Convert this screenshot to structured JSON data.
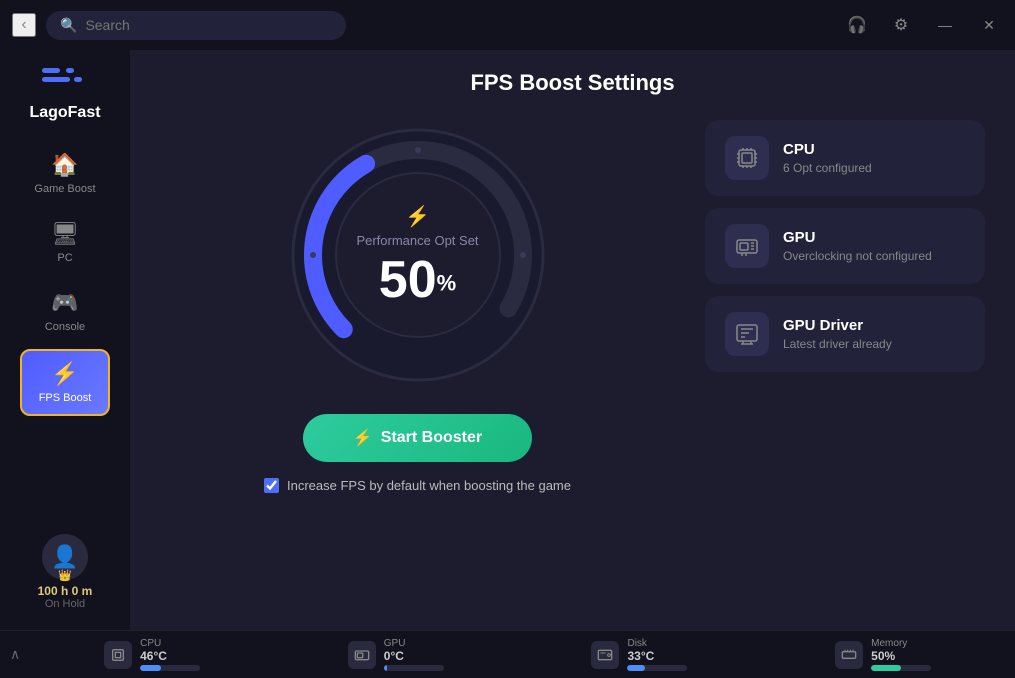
{
  "app": {
    "title": "LagoFast",
    "logo_text": "LagoFast"
  },
  "titlebar": {
    "search_placeholder": "Search",
    "back_label": "‹",
    "headset_icon": "🎧",
    "settings_icon": "⚙",
    "minimize_icon": "—",
    "close_icon": "✕"
  },
  "sidebar": {
    "items": [
      {
        "label": "Game Boost",
        "icon": "🏠",
        "active": false
      },
      {
        "label": "PC",
        "icon": "🖥",
        "active": false
      },
      {
        "label": "Console",
        "icon": "🎮",
        "active": false
      },
      {
        "label": "FPS Boost",
        "icon": "⚡",
        "active": true
      }
    ],
    "user": {
      "time_h": "100",
      "time_m": "0",
      "time_label": "h",
      "time_m_label": "m",
      "status": "On Hold",
      "crown_icon": "👑"
    }
  },
  "main": {
    "title": "FPS Boost Settings",
    "gauge": {
      "lightning_icon": "⚡",
      "label": "Performance Opt Set",
      "value": "50",
      "unit": "%",
      "percentage": 50
    },
    "start_button": {
      "icon": "⚡",
      "label": "Start Booster"
    },
    "checkbox": {
      "label": "Increase FPS by default when boosting the game",
      "checked": true
    },
    "stat_cards": [
      {
        "title": "CPU",
        "description": "6 Opt configured",
        "icon": "🔧"
      },
      {
        "title": "GPU",
        "description": "Overclocking not configured",
        "icon": "📷"
      },
      {
        "title": "GPU Driver",
        "description": "Latest driver already",
        "icon": "💾"
      }
    ]
  },
  "statusbar": {
    "chevron": "∧",
    "items": [
      {
        "label": "CPU",
        "value": "46°C",
        "icon": "🔧",
        "fill_percent": 35,
        "color": "blue"
      },
      {
        "label": "GPU",
        "value": "0°C",
        "icon": "📷",
        "fill_percent": 5,
        "color": "blue"
      },
      {
        "label": "Disk",
        "value": "33°C",
        "icon": "💿",
        "fill_percent": 30,
        "color": "blue"
      },
      {
        "label": "Memory",
        "value": "50%",
        "icon": "🗃",
        "fill_percent": 50,
        "color": "teal"
      }
    ]
  }
}
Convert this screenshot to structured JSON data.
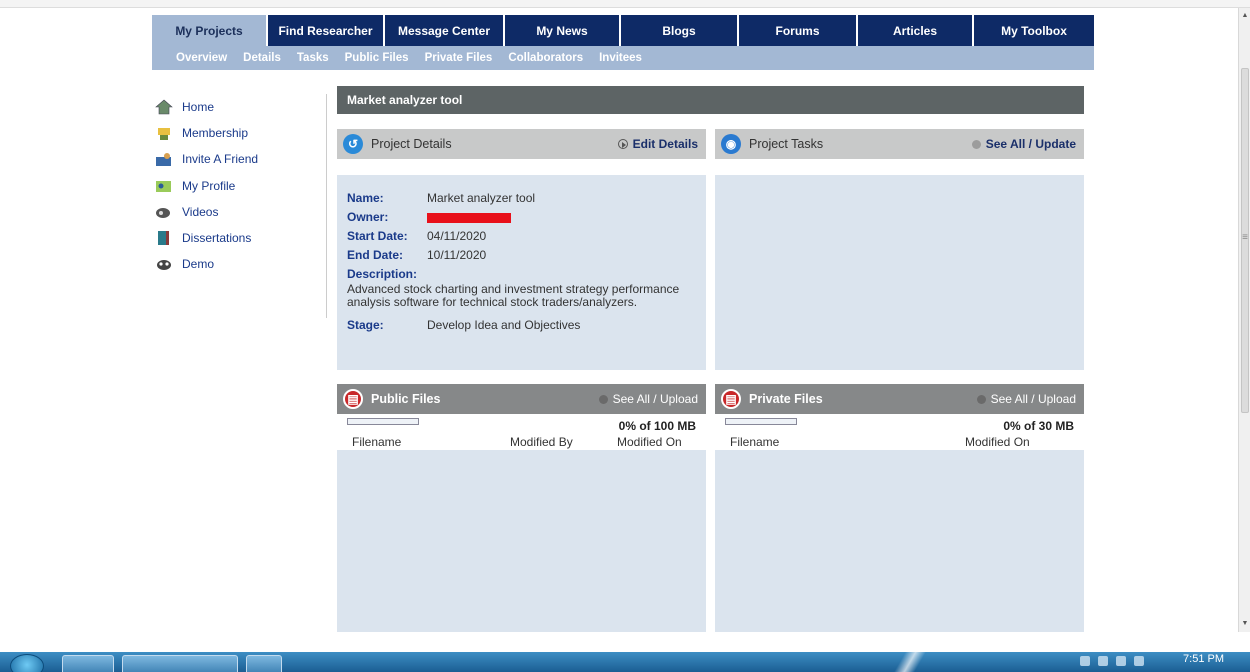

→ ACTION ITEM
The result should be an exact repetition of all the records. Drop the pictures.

→ YOUR SOLUTION
Convert this screenshot to structured JSON data.
{
  "app": {
    "title": "LagoFast",
    "logo_text": "LagoFast"
  },
  "titlebar": {
    "search_placeholder": "Search",
    "back_label": "‹",
    "headset_icon": "🎧",
    "settings_icon": "⚙",
    "minimize_icon": "—",
    "close_icon": "✕"
  },
  "sidebar": {
    "items": [
      {
        "label": "Game Boost",
        "icon": "🏠",
        "active": false
      },
      {
        "label": "PC",
        "icon": "🖥",
        "active": false
      },
      {
        "label": "Console",
        "icon": "🎮",
        "active": false
      },
      {
        "label": "FPS Boost",
        "icon": "⚡",
        "active": true
      }
    ],
    "user": {
      "time_h": "100",
      "time_m": "0",
      "time_label": "h",
      "time_m_label": "m",
      "status": "On Hold",
      "crown_icon": "👑"
    }
  },
  "main": {
    "title": "FPS Boost Settings",
    "gauge": {
      "lightning_icon": "⚡",
      "label": "Performance Opt Set",
      "value": "50",
      "unit": "%",
      "percentage": 50
    },
    "start_button": {
      "icon": "⚡",
      "label": "Start Booster"
    },
    "checkbox": {
      "label": "Increase FPS by default when boosting the game",
      "checked": true
    },
    "stat_cards": [
      {
        "title": "CPU",
        "description": "6 Opt configured",
        "icon": "🔧"
      },
      {
        "title": "GPU",
        "description": "Overclocking not configured",
        "icon": "📷"
      },
      {
        "title": "GPU Driver",
        "description": "Latest driver already",
        "icon": "💾"
      }
    ]
  },
  "statusbar": {
    "chevron": "∧",
    "items": [
      {
        "label": "CPU",
        "value": "46°C",
        "icon": "🔧",
        "fill_percent": 35,
        "color": "blue"
      },
      {
        "label": "GPU",
        "value": "0°C",
        "icon": "📷",
        "fill_percent": 5,
        "color": "blue"
      },
      {
        "label": "Disk",
        "value": "33°C",
        "icon": "💿",
        "fill_percent": 30,
        "color": "blue"
      },
      {
        "label": "Memory",
        "value": "50%",
        "icon": "🗃",
        "fill_percent": 50,
        "color": "teal"
      }
    ]
  }
}
Convert this screenshot to structured JSON data.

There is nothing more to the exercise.